Pope Francis is shaking up the Catholic Church by encouraging, and in some cases, forcing change on the 2,000-year-old Church. He wants:
- a renewed emphasis on helping the poor, those living in the margins,
- reforms to the Vatican Bank and the Church curia,
- an easing of restrictions on liberal nuns,
- support for a Palestinian state,
- a more intense response to priestly sexual abuse, and
- a better worldwide response to global warming.
Francis has also given up many of the trappings of the papacy, choosing a somewhat simpler lifestyle than that of his predecessors.
According to an article by Robert Draper in NG (Aug 2015):
This would appear to be the pope’s mission: to ignite a revolution in the Vatican and beyond its walls, without overturning a host of long-held precepts. “He won’t change doctrine,” insists an Argentine friend. “What he will do is return the church to its true doctrine–the one it has forgotten, the one that puts man back in the center. By putting the suffering of man, and his relationship with God, back in the center, these harsh attitudes toward homosexuality, divorce and other things will start to change.
Francis has only been the pope for 2 years, yet he has captured the imagination of Christians around the world. But not everybody is happy with pace of change. Conservatives are unhappy with many of the changes, and liberals would like more change and faster change.
Ross Douthat, a conservative Catholic, listed his concerns in a 25 Oct 14 column in the New York Times.
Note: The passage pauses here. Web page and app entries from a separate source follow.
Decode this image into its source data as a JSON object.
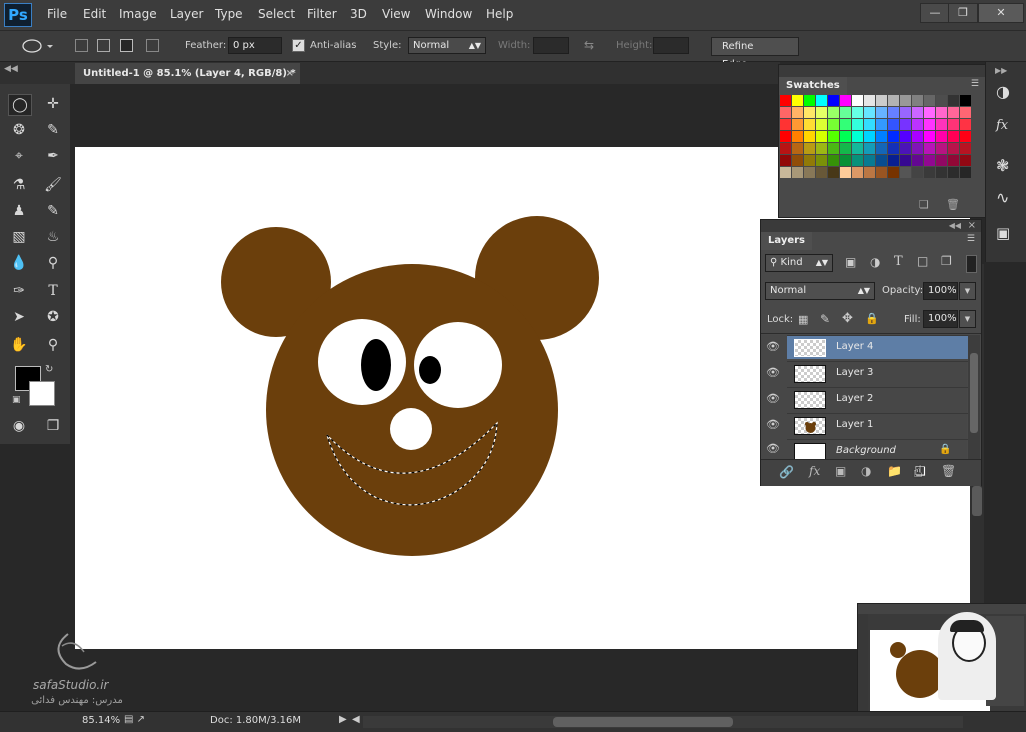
{
  "app": {
    "logo": "Ps"
  },
  "menu": [
    "File",
    "Edit",
    "Image",
    "Layer",
    "Type",
    "Select",
    "Filter",
    "3D",
    "View",
    "Window",
    "Help"
  ],
  "options": {
    "feather_label": "Feather:",
    "feather_value": "0 px",
    "antialias_label": "Anti-alias",
    "style_label": "Style:",
    "style_value": "Normal",
    "width_label": "Width:",
    "height_label": "Height:",
    "refine_edge": "Refine Edge..."
  },
  "document": {
    "tab_title": "Untitled-1 @ 85.1% (Layer 4, RGB/8) *"
  },
  "swatches": {
    "title": "Swatches"
  },
  "layers_panel": {
    "title": "Layers",
    "kind_label": "Kind",
    "blend_mode": "Normal",
    "opacity_label": "Opacity:",
    "opacity_value": "100%",
    "lock_label": "Lock:",
    "fill_label": "Fill:",
    "fill_value": "100%",
    "layers": [
      {
        "name": "Layer 4",
        "selected": true
      },
      {
        "name": "Layer 3",
        "selected": false
      },
      {
        "name": "Layer 2",
        "selected": false
      },
      {
        "name": "Layer 1",
        "selected": false
      },
      {
        "name": "Background",
        "selected": false
      }
    ]
  },
  "status": {
    "zoom": "85.14%",
    "doc_info": "Doc: 1.80M/3.16M"
  },
  "watermark": {
    "site": "safaStudio.ir",
    "instructor": "مدرس: مهندس فدائی"
  },
  "colors": {
    "foreground": "#000000",
    "background": "#ffffff",
    "bear_fur": "#6b3f0c",
    "selected_layer": "#5e7ea6",
    "accent": "#31a8ff"
  }
}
He then warned the pope not to “break the church” to promote his personal goals, explaining that if he continues to alienate conservative Catholics, it could lead to a “real schism.”
According to Patricia Miller, posting on religiondispatches.org (28 Jul 15) about a recent conference held in Chicago titled: “Women in the Catholic Church: What Francis Needs to Know”:
The participants, many of them long-time social justice activists, were generally grateful for Francis’s strong language on economic inequality and environmental degradation. However, they decried the pope’s blind spots when it comes to women.
So conservatives are uncomfortable and liberal feminists are antsy for faster change. It appears that Pope Francis may be pushing just hard enough, but not too hard. I’m sure that many non-Catholic Christians–like those in the LDS Church–yearn for a charismatic leader like Francis.